- Opening Delimiter -

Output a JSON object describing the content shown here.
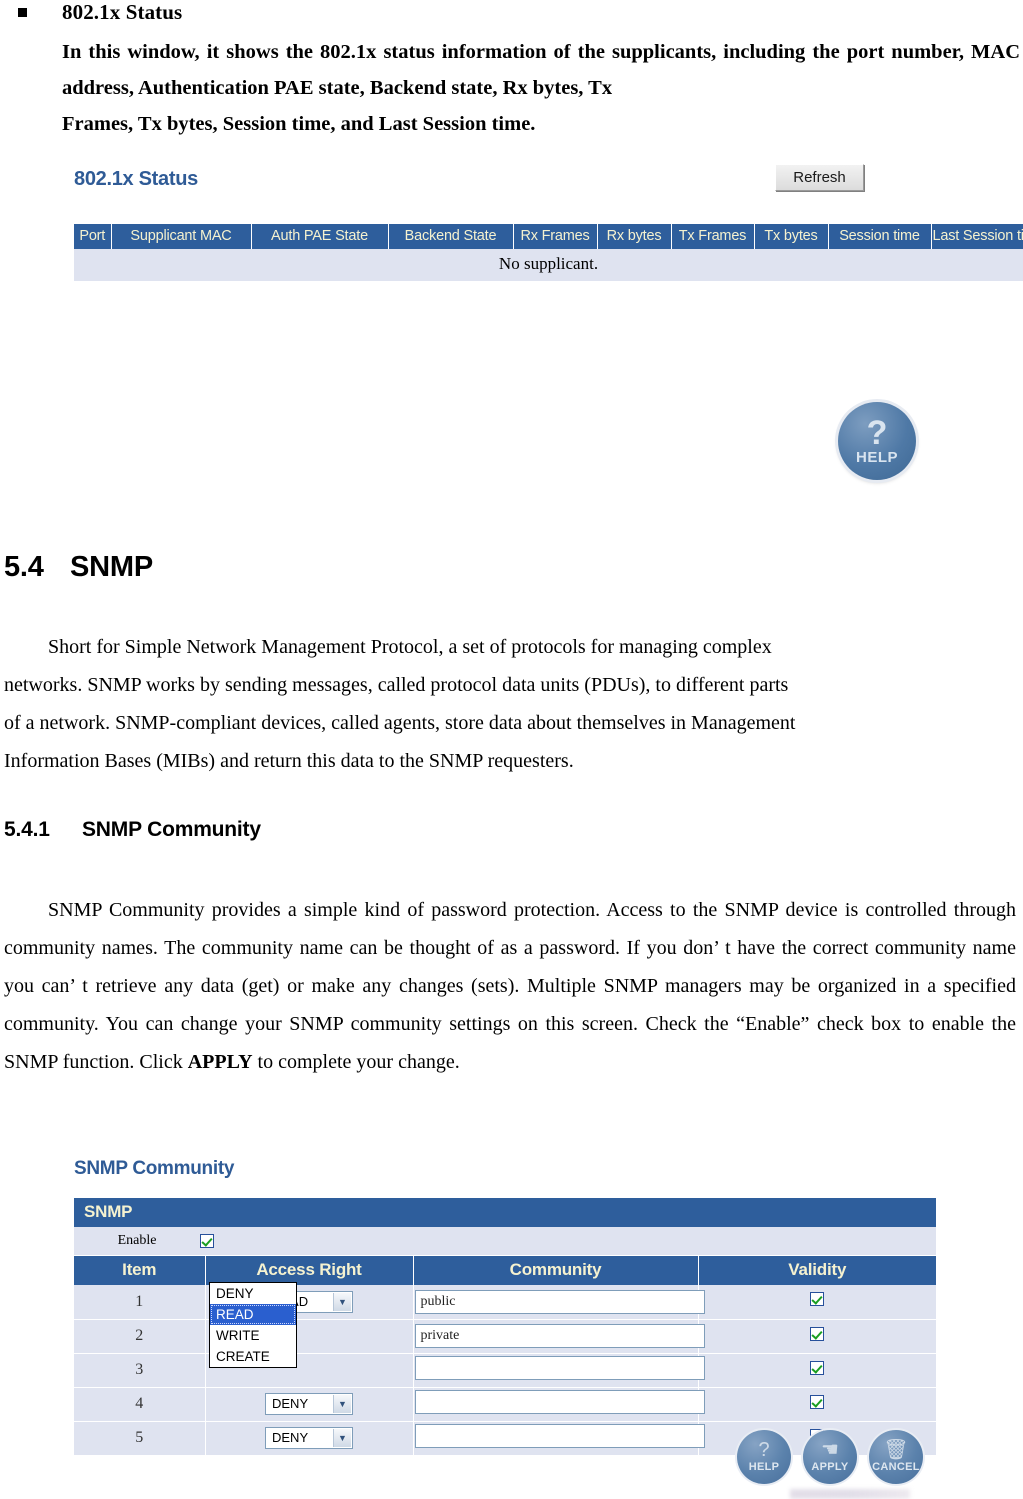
{
  "section_802": {
    "bullet_title": "802.1x Status",
    "body": "In this window, it shows the 802.1x status information of the supplicants, including the port number, MAC address, Authentication PAE state, Backend state, Rx bytes, Tx",
    "body_lastline": "Frames, Tx bytes, Session time, and Last Session time."
  },
  "screenshot_802": {
    "title": "802.1x Status",
    "refresh_label": "Refresh",
    "columns": [
      "Port",
      "Supplicant MAC",
      "Auth PAE State",
      "Backend State",
      "Rx Frames",
      "Rx bytes",
      "Tx Frames",
      "Tx bytes",
      "Session time",
      "Last Session time"
    ],
    "empty_message": "No supplicant.",
    "help_button": {
      "glyph": "?",
      "label": "HELP"
    },
    "header_bg": "#2e5e9c",
    "header_text_color": "#f5f2d0",
    "row_bg": "#dfe3f0"
  },
  "heading_54": {
    "number": "5.4",
    "title": "SNMP"
  },
  "para_snmp": {
    "line1": "Short for Simple Network Management Protocol, a set of protocols for managing complex",
    "line2": "networks. SNMP works by sending messages, called protocol data units (PDUs), to different parts",
    "line3": "of a network. SNMP-compliant devices, called agents, store data about themselves in Management",
    "line4": "Information Bases (MIBs) and return this data to the SNMP requesters."
  },
  "heading_541": {
    "number": "5.4.1",
    "title": "SNMP Community"
  },
  "para_community": {
    "text": "SNMP Community provides a simple kind of password protection. Access to the SNMP device is controlled through community names. The community name can be thought of as a password. If you don’ t have the correct community name you can’ t retrieve any data (get) or make any changes (sets). Multiple SNMP managers may be organized in a specified community. You can change your SNMP community settings on this screen. Check the “Enable” check box to enable the SNMP function. Click ",
    "bold_word": "APPLY",
    "text_tail": " to complete your change."
  },
  "screenshot_snmp": {
    "title": "SNMP Community",
    "panel_header": "SNMP",
    "enable_label": "Enable",
    "enable_checked": true,
    "columns": [
      "Item",
      "Access Right",
      "Community",
      "Validity"
    ],
    "rows": [
      {
        "item": "1",
        "access_right": "READ",
        "community": "public",
        "validity": true
      },
      {
        "item": "2",
        "access_right": "",
        "community": "private",
        "validity": true
      },
      {
        "item": "3",
        "access_right": "",
        "community": "",
        "validity": true
      },
      {
        "item": "4",
        "access_right": "DENY",
        "community": "",
        "validity": true
      },
      {
        "item": "5",
        "access_right": "DENY",
        "community": "",
        "validity": true
      }
    ],
    "open_dropdown": {
      "options": [
        "DENY",
        "READ",
        "WRITE",
        "CREATE"
      ],
      "selected": "READ"
    },
    "buttons": [
      {
        "glyph": "?",
        "label": "HELP"
      },
      {
        "glyph": "☚",
        "label": "APPLY"
      },
      {
        "glyph": "🗑",
        "label": "CANCEL"
      }
    ],
    "header_bg": "#2e5e9c",
    "header_text_color": "#f5f2d0",
    "row_bg": "#dfe3f0",
    "checkbox_color": "#1a9f21"
  }
}
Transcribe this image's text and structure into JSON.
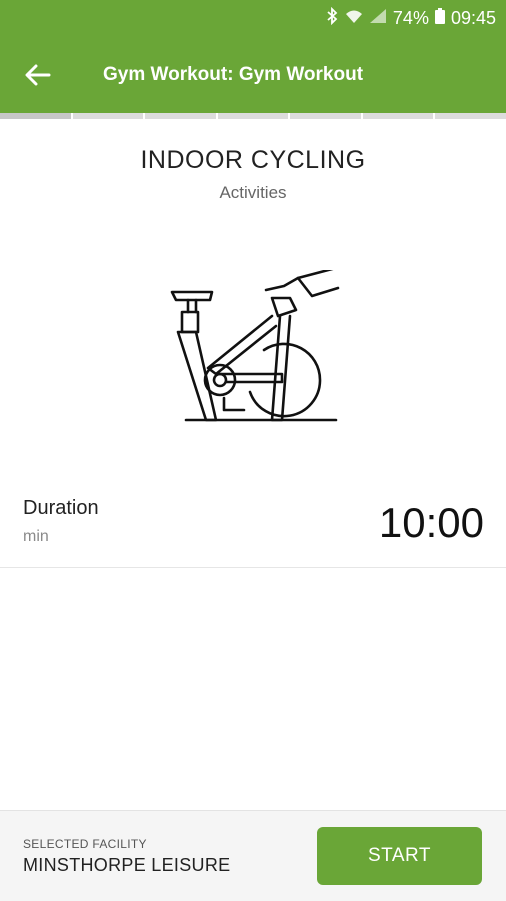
{
  "status_bar": {
    "battery_percent": "74%",
    "time": "09:45",
    "icons": [
      "bluetooth-icon",
      "wifi-icon",
      "signal-icon",
      "battery-icon"
    ]
  },
  "app_bar": {
    "title": "Gym Workout: Gym Workout",
    "back_icon": "arrow-left-icon",
    "color": "#6aa637"
  },
  "activity": {
    "title": "INDOOR CYCLING",
    "subtitle": "Activities",
    "icon": "spin-bike-icon"
  },
  "duration": {
    "label": "Duration",
    "unit": "min",
    "value": "10:00"
  },
  "footer": {
    "facility_caption": "SELECTED FACILITY",
    "facility_name": "MINSTHORPE LEISURE",
    "start_label": "START"
  }
}
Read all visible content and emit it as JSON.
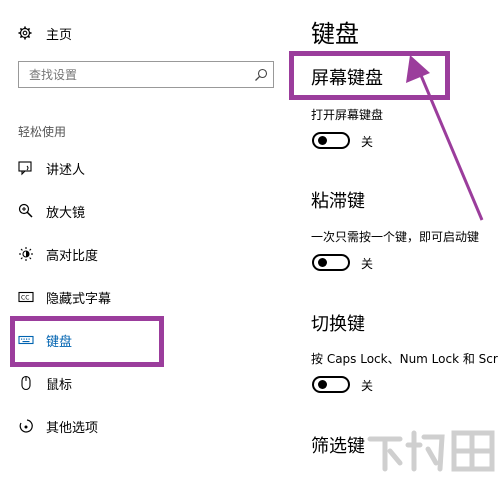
{
  "sidebar": {
    "home_label": "主页",
    "search_placeholder": "查找设置",
    "section_label": "轻松使用",
    "items": [
      {
        "label": "讲述人",
        "icon": "narrator-icon"
      },
      {
        "label": "放大镜",
        "icon": "magnifier-icon"
      },
      {
        "label": "高对比度",
        "icon": "high-contrast-icon"
      },
      {
        "label": "隐藏式字幕",
        "icon": "closed-captions-icon"
      },
      {
        "label": "键盘",
        "icon": "keyboard-icon",
        "selected": true
      },
      {
        "label": "鼠标",
        "icon": "mouse-icon"
      },
      {
        "label": "其他选项",
        "icon": "other-options-icon"
      }
    ]
  },
  "main": {
    "title": "键盘",
    "sections": [
      {
        "title": "屏幕键盘",
        "setting": "打开屏幕键盘",
        "state": "关"
      },
      {
        "title": "粘滞键",
        "setting": "一次只需按一个键，即可启动键",
        "state": "关"
      },
      {
        "title": "切换键",
        "setting": "按 Caps Lock、Num Lock 和 Scr",
        "state": "关"
      },
      {
        "title": "筛选键"
      }
    ]
  },
  "colors": {
    "accent": "#0063b1",
    "highlight": "#9b3d9c"
  },
  "watermark": {
    "text": "下载吧",
    "icon": "watermark-logo"
  }
}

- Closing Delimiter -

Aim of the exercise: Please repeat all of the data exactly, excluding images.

Answer to this task:
Output a JSON object describing the content shown here.
{
  "section_802": {
    "bullet_title": "802.1x Status",
    "body": "In this window, it shows the 802.1x status information of the supplicants, including the port number, MAC address, Authentication PAE state, Backend state, Rx bytes, Tx",
    "body_lastline": "Frames, Tx bytes, Session time, and Last Session time."
  },
  "screenshot_802": {
    "title": "802.1x Status",
    "refresh_label": "Refresh",
    "columns": [
      "Port",
      "Supplicant MAC",
      "Auth PAE State",
      "Backend State",
      "Rx Frames",
      "Rx bytes",
      "Tx Frames",
      "Tx bytes",
      "Session time",
      "Last Session time"
    ],
    "empty_message": "No supplicant.",
    "help_button": {
      "glyph": "?",
      "label": "HELP"
    },
    "header_bg": "#2e5e9c",
    "header_text_color": "#f5f2d0",
    "row_bg": "#dfe3f0"
  },
  "heading_54": {
    "number": "5.4",
    "title": "SNMP"
  },
  "para_snmp": {
    "line1": "Short for Simple Network Management Protocol, a set of protocols for managing complex",
    "line2": "networks. SNMP works by sending messages, called protocol data units (PDUs), to different parts",
    "line3": "of a network. SNMP-compliant devices, called agents, store data about themselves in Management",
    "line4": "Information Bases (MIBs) and return this data to the SNMP requesters."
  },
  "heading_541": {
    "number": "5.4.1",
    "title": "SNMP Community"
  },
  "para_community": {
    "text": "SNMP Community provides a simple kind of password protection. Access to the SNMP device is controlled through community names. The community name can be thought of as a password. If you don’ t have the correct community name you can’ t retrieve any data (get) or make any changes (sets). Multiple SNMP managers may be organized in a specified community. You can change your SNMP community settings on this screen. Check the “Enable” check box to enable the SNMP function. Click ",
    "bold_word": "APPLY",
    "text_tail": " to complete your change."
  },
  "screenshot_snmp": {
    "title": "SNMP Community",
    "panel_header": "SNMP",
    "enable_label": "Enable",
    "enable_checked": true,
    "columns": [
      "Item",
      "Access Right",
      "Community",
      "Validity"
    ],
    "rows": [
      {
        "item": "1",
        "access_right": "READ",
        "community": "public",
        "validity": true
      },
      {
        "item": "2",
        "access_right": "",
        "community": "private",
        "validity": true
      },
      {
        "item": "3",
        "access_right": "",
        "community": "",
        "validity": true
      },
      {
        "item": "4",
        "access_right": "DENY",
        "community": "",
        "validity": true
      },
      {
        "item": "5",
        "access_right": "DENY",
        "community": "",
        "validity": true
      }
    ],
    "open_dropdown": {
      "options": [
        "DENY",
        "READ",
        "WRITE",
        "CREATE"
      ],
      "selected": "READ"
    },
    "buttons": [
      {
        "glyph": "?",
        "label": "HELP"
      },
      {
        "glyph": "☚",
        "label": "APPLY"
      },
      {
        "glyph": "🗑",
        "label": "CANCEL"
      }
    ],
    "header_bg": "#2e5e9c",
    "header_text_color": "#f5f2d0",
    "row_bg": "#dfe3f0",
    "checkbox_color": "#1a9f21"
  }
}
Transcribe this image's text and structure into JSON.
{
  "status_bar": {
    "battery_percent": "74%",
    "time": "09:45",
    "icons": [
      "bluetooth-icon",
      "wifi-icon",
      "signal-icon",
      "battery-icon"
    ]
  },
  "app_bar": {
    "title": "Gym Workout: Gym Workout",
    "back_icon": "arrow-left-icon",
    "color": "#6aa637"
  },
  "activity": {
    "title": "INDOOR CYCLING",
    "subtitle": "Activities",
    "icon": "spin-bike-icon"
  },
  "duration": {
    "label": "Duration",
    "unit": "min",
    "value": "10:00"
  },
  "footer": {
    "facility_caption": "SELECTED FACILITY",
    "facility_name": "MINSTHORPE LEISURE",
    "start_label": "START"
  }
}
Read all visible content and emit it as JSON.
{
  "sidebar": {
    "home_label": "主页",
    "search_placeholder": "查找设置",
    "section_label": "轻松使用",
    "items": [
      {
        "label": "讲述人",
        "icon": "narrator-icon"
      },
      {
        "label": "放大镜",
        "icon": "magnifier-icon"
      },
      {
        "label": "高对比度",
        "icon": "high-contrast-icon"
      },
      {
        "label": "隐藏式字幕",
        "icon": "closed-captions-icon"
      },
      {
        "label": "键盘",
        "icon": "keyboard-icon",
        "selected": true
      },
      {
        "label": "鼠标",
        "icon": "mouse-icon"
      },
      {
        "label": "其他选项",
        "icon": "other-options-icon"
      }
    ]
  },
  "main": {
    "title": "键盘",
    "sections": [
      {
        "title": "屏幕键盘",
        "setting": "打开屏幕键盘",
        "state": "关"
      },
      {
        "title": "粘滞键",
        "setting": "一次只需按一个键，即可启动键",
        "state": "关"
      },
      {
        "title": "切换键",
        "setting": "按 Caps Lock、Num Lock 和 Scr",
        "state": "关"
      },
      {
        "title": "筛选键"
      }
    ]
  },
  "colors": {
    "accent": "#0063b1",
    "highlight": "#9b3d9c"
  },
  "watermark": {
    "text": "下载吧",
    "icon": "watermark-logo"
  }
}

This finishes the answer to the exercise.